My new iPhone app, Monetization: Ultimate Collector, has been released. If you dare, you can download Monetization from the Apple App Store. However, this is an occasion when you might want to read up on the background of the app before diving in.
In Monetization: Ultimate Collector, your dreams for amassing intangible wealth and achieving effortless progress can finally come true. Track your status! Collect shiny coins! Play the Coin Matchup game! Become the Ultimate Collector!
Monetization: Ultimate Collector features:
- Lots of stuff to buy!
- Shiny coins in bronze, silver, and gold!!
- Special status for the most ultimate collectors!!!
- No sound!!!!
- Minimal gameplay!!!!!
As you may have recognized by now, Monetization intentionally satirizes design trends of the past few years in mobile/social network games and apps. I’ll list just a few ways in which Monetization exemplifies industry trends in poor game design:

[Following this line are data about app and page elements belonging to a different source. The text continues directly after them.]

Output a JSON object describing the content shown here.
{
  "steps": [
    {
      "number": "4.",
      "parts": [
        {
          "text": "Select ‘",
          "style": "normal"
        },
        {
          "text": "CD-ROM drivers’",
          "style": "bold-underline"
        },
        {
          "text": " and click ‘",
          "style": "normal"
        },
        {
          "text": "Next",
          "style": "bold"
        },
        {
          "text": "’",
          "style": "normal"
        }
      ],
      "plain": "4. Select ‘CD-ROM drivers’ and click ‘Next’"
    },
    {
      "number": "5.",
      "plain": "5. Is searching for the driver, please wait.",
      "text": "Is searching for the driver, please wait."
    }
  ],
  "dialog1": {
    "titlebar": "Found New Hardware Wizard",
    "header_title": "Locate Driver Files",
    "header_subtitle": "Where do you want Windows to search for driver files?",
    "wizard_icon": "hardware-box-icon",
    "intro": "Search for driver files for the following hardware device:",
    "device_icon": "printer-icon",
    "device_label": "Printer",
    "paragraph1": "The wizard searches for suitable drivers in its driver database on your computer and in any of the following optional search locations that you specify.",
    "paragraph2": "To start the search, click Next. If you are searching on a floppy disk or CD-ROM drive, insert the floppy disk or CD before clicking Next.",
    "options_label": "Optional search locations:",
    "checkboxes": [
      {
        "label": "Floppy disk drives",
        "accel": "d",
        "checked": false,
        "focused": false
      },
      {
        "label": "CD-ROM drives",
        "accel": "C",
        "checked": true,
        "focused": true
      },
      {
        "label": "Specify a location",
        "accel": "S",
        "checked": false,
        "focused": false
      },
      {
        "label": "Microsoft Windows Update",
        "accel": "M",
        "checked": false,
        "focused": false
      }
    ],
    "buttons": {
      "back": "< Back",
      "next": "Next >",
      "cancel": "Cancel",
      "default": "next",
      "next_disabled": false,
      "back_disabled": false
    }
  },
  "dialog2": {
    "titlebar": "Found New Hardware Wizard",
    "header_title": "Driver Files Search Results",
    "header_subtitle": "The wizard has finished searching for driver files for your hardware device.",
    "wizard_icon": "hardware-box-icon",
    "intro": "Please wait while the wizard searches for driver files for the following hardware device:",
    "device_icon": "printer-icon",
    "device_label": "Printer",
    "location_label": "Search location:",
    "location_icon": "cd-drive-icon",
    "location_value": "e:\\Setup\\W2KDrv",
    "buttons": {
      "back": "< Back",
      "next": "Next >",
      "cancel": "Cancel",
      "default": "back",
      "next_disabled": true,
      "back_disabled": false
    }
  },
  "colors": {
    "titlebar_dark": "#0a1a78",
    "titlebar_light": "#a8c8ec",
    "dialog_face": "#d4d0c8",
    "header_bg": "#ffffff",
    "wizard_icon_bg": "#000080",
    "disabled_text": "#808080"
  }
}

Players can only make cost-free, skill-driven progress using 5 free turns, which are provided once every 24 hours
Players must buy additional turns to continue making matches
Players can simply tap on any object in the app to purchase it
Players can simply tap on a button to instantly pay to win and unlock everything in the app (along with an exclusive status that is only unlocked through this purchase)
Players can’t really do much in the app other than buy things and stare at the associated intangible digital objects
The point is that many games today focus primarily on how they can extract money from players in the short term, rather than on how they can provide players with quality, long-term experiences. In a recent article, Laralyn McWilliams described this monetization-obsessed design mentality, as well as the necessary shift away from analytics-driven to analytics-informed design. I agree that games, regardless of platform, need to focus on providing a genuine, meaningful play experience. In addition, data can and should be used to inform, but not dictate, good game design. Monetization is an example of how design has been executed poorly as of late. As designers and as an industry, we would be much better off if it is the last game that demonstrates this mentality.
Originally, Monetization was essentially a collection of coins that could be tapped on and purchased in-app. Alternatively, players could unlock everything with a single large purchase. Or they could wait to receive a free coin once per day. However, since I only wanted to demonstrate terrible design techniques, rather than profit from them myself, I mimicked in-app purchases without making any actual transaction with players (mind you, all the while refraining from advertising this app as a fun, free way for parents to provide their young children with a quality mobile gaming experience without the fears of unauthorized purchases!!!). However, the initial version of Monetization was quietly rejected by Apple just days before the banning of a different serious game would stir up widespread controversy.
After the rejection, I toned down much of the language in the app description and the mimicked in-app purchases - both of which made it obvious the game was a serious satire. I also begrudgingly added minimal play to the app in the form of a memory matching game to quell Apple’s fear that, although they “value simplicity,” my app was somehow too simple. Apparently, those moves were enough to get the app into the store. However, given Apple’s recent aggressive stance against serious games, I wouldn’t be surprised if it gets removed at some point. Of course, I would argue that Monetization provides as much content and the same experience as the majority of the hordes of free-to-play apps that it publishes daily.
Download Monetization: Ultimate Collector for the iPhone and begin experiencing tasteless industry trends in game design firsthand!